◆ Activity: Find and copy the lines in the records beneath this task that contain the word "subtitle".

Data extract Block Start

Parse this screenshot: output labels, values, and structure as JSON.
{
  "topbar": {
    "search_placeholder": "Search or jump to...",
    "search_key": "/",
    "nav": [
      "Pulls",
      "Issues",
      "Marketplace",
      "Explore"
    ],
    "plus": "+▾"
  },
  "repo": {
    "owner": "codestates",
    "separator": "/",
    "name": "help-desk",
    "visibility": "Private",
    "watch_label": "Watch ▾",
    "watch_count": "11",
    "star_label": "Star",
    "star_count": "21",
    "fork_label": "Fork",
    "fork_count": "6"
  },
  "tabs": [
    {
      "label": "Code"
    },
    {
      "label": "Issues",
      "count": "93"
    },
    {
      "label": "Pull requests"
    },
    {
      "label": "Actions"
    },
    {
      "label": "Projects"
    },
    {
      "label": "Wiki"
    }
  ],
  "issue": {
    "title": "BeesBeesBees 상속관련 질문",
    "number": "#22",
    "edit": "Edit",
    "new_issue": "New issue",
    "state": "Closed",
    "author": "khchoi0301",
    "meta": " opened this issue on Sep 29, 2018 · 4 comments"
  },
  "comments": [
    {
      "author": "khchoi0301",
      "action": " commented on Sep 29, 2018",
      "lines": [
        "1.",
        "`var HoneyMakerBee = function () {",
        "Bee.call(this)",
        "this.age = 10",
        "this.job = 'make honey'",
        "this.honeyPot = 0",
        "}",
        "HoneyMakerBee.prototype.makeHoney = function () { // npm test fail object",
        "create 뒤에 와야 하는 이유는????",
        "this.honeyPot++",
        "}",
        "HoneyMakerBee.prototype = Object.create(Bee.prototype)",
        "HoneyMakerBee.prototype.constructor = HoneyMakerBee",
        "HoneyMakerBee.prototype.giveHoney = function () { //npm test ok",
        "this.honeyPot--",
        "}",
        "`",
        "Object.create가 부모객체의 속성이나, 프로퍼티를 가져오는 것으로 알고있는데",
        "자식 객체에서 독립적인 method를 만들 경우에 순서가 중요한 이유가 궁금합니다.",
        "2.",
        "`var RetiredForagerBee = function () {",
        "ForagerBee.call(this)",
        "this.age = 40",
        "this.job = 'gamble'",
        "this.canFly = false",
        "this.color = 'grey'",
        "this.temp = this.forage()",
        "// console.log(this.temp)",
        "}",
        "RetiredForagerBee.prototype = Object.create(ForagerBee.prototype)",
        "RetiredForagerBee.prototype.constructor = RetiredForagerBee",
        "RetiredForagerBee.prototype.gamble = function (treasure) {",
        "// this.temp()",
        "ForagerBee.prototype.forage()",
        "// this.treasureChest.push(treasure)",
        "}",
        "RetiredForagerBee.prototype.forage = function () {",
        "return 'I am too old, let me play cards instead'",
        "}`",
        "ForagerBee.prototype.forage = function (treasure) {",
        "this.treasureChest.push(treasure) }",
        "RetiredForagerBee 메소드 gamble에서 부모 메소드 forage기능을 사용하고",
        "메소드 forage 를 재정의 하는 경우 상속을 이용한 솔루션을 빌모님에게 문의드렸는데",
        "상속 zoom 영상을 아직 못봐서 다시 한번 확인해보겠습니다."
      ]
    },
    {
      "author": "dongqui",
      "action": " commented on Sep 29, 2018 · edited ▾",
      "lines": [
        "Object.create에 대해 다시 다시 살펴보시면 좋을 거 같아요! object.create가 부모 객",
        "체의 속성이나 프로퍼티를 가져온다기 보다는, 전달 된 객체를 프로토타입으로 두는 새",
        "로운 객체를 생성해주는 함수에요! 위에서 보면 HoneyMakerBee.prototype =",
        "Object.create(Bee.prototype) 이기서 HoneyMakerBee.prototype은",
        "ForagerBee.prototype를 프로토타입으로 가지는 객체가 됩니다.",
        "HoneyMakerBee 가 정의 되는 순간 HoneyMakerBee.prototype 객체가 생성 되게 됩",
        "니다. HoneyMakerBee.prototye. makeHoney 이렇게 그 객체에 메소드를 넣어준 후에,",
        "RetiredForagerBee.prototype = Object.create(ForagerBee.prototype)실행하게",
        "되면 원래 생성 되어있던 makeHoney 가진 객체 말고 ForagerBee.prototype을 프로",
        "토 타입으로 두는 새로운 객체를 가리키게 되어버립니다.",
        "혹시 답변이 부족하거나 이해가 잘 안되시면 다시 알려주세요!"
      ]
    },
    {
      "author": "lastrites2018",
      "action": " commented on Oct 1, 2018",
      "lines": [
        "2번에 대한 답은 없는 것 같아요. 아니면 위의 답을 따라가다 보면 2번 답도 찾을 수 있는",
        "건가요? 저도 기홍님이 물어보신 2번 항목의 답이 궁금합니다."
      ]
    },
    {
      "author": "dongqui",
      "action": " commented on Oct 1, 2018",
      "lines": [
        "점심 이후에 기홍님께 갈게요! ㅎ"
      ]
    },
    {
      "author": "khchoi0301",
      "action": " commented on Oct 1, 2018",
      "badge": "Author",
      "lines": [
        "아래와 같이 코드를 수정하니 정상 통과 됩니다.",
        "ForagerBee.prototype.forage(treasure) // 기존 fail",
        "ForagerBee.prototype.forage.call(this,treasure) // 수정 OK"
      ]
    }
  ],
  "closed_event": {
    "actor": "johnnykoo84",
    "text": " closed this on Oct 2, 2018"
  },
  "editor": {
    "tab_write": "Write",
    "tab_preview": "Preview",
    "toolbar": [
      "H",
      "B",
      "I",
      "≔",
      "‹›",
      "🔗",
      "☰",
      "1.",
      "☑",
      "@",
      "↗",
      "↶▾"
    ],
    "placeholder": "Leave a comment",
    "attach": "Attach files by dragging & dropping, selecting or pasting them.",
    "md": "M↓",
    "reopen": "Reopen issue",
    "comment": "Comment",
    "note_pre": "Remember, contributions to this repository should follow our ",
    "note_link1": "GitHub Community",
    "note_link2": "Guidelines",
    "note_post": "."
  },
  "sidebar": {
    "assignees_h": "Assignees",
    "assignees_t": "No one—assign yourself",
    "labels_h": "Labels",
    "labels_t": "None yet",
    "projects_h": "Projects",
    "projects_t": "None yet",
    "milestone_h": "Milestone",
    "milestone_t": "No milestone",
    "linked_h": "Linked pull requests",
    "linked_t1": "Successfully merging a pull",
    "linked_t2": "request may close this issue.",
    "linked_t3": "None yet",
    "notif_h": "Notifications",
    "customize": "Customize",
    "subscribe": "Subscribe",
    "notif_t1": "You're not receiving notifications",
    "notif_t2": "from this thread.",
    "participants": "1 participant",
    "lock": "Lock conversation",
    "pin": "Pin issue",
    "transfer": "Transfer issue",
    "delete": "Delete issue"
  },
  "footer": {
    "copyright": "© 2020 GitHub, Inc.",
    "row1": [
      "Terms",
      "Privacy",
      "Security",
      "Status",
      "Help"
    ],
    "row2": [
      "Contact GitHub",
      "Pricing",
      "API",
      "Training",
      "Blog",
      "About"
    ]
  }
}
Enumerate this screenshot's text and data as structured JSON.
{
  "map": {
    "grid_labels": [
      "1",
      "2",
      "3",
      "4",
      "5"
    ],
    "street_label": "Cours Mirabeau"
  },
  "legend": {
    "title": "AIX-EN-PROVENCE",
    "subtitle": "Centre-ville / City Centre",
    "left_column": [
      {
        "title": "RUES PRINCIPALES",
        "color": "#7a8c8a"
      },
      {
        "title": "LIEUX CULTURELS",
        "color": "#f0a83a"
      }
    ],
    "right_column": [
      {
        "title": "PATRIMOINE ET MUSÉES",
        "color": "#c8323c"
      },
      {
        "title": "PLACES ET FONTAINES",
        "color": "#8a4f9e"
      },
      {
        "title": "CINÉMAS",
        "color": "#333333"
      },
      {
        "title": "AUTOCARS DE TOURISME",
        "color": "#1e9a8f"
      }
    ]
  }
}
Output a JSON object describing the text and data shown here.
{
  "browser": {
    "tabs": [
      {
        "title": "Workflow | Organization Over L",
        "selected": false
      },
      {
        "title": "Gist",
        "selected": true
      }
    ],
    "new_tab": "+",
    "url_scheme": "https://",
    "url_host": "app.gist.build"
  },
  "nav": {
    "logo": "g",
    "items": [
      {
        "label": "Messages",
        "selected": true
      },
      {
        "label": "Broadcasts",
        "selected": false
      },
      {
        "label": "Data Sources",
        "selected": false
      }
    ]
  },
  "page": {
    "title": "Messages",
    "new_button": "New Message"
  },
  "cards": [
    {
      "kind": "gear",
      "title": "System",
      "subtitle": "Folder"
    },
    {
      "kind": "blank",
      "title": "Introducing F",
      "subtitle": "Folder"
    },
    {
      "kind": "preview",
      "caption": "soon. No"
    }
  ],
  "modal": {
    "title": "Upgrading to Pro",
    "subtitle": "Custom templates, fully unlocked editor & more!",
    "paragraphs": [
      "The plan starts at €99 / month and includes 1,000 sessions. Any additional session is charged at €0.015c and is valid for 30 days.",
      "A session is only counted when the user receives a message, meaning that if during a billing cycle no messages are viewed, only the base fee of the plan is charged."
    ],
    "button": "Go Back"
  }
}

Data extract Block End

◆ Solution to the exercise:
    "subtitle": "Centre-ville / City Centre",
      "subtitle": "Folder"
      "subtitle": "Folder"
    "subtitle": "Custom templates, fully unlocked editor & more!",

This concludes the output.